BEGIN
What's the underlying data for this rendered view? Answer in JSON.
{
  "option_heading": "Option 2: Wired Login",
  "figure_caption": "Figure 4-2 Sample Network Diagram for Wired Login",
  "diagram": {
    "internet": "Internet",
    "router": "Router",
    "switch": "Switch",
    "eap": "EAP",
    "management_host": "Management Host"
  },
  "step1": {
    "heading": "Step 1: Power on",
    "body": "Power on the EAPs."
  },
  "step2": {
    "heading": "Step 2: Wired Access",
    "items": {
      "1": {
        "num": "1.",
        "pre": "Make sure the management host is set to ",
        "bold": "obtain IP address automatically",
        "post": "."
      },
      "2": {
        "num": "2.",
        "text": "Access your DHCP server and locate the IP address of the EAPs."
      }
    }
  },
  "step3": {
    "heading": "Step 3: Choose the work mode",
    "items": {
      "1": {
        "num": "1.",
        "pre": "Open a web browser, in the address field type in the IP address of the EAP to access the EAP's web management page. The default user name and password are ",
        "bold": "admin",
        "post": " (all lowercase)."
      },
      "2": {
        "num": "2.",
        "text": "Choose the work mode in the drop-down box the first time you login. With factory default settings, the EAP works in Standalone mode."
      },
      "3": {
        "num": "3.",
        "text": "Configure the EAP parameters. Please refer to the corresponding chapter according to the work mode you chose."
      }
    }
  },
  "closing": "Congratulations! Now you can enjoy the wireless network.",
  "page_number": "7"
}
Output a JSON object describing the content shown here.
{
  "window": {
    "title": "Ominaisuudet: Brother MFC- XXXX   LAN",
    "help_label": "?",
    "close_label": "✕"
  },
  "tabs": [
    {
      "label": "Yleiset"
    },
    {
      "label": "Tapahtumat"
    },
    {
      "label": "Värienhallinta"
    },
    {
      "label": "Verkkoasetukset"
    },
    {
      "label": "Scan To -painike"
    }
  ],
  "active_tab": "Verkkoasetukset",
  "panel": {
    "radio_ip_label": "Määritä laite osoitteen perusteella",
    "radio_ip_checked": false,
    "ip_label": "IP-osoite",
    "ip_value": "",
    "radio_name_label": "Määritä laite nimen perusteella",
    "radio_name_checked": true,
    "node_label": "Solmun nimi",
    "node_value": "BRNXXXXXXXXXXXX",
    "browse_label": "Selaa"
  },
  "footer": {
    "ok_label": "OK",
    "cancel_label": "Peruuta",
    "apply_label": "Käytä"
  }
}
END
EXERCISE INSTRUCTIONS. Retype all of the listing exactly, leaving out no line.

ANSWER SPACE.
What's the underlying data for this rendered view? Answer in JSON.
{
  "option_heading": "Option 2: Wired Login",
  "figure_caption": "Figure 4-2 Sample Network Diagram for Wired Login",
  "diagram": {
    "internet": "Internet",
    "router": "Router",
    "switch": "Switch",
    "eap": "EAP",
    "management_host": "Management Host"
  },
  "step1": {
    "heading": "Step 1: Power on",
    "body": "Power on the EAPs."
  },
  "step2": {
    "heading": "Step 2: Wired Access",
    "items": {
      "1": {
        "num": "1.",
        "pre": "Make sure the management host is set to ",
        "bold": "obtain IP address automatically",
        "post": "."
      },
      "2": {
        "num": "2.",
        "text": "Access your DHCP server and locate the IP address of the EAPs."
      }
    }
  },
  "step3": {
    "heading": "Step 3: Choose the work mode",
    "items": {
      "1": {
        "num": "1.",
        "pre": "Open a web browser, in the address field type in the IP address of the EAP to access the EAP's web management page. The default user name and password are ",
        "bold": "admin",
        "post": " (all lowercase)."
      },
      "2": {
        "num": "2.",
        "text": "Choose the work mode in the drop-down box the first time you login. With factory default settings, the EAP works in Standalone mode."
      },
      "3": {
        "num": "3.",
        "text": "Configure the EAP parameters. Please refer to the corresponding chapter according to the work mode you chose."
      }
    }
  },
  "closing": "Congratulations! Now you can enjoy the wireless network.",
  "page_number": "7"
}
Output a JSON object describing the content shown here.
{
  "window": {
    "title": "Ominaisuudet: Brother MFC- XXXX   LAN",
    "help_label": "?",
    "close_label": "✕"
  },
  "tabs": [
    {
      "label": "Yleiset"
    },
    {
      "label": "Tapahtumat"
    },
    {
      "label": "Värienhallinta"
    },
    {
      "label": "Verkkoasetukset"
    },
    {
      "label": "Scan To -painike"
    }
  ],
  "active_tab": "Verkkoasetukset",
  "panel": {
    "radio_ip_label": "Määritä laite osoitteen perusteella",
    "radio_ip_checked": false,
    "ip_label": "IP-osoite",
    "ip_value": "",
    "radio_name_label": "Määritä laite nimen perusteella",
    "radio_name_checked": true,
    "node_label": "Solmun nimi",
    "node_value": "BRNXXXXXXXXXXXX",
    "browse_label": "Selaa"
  },
  "footer": {
    "ok_label": "OK",
    "cancel_label": "Peruuta",
    "apply_label": "Käytä"
  }
}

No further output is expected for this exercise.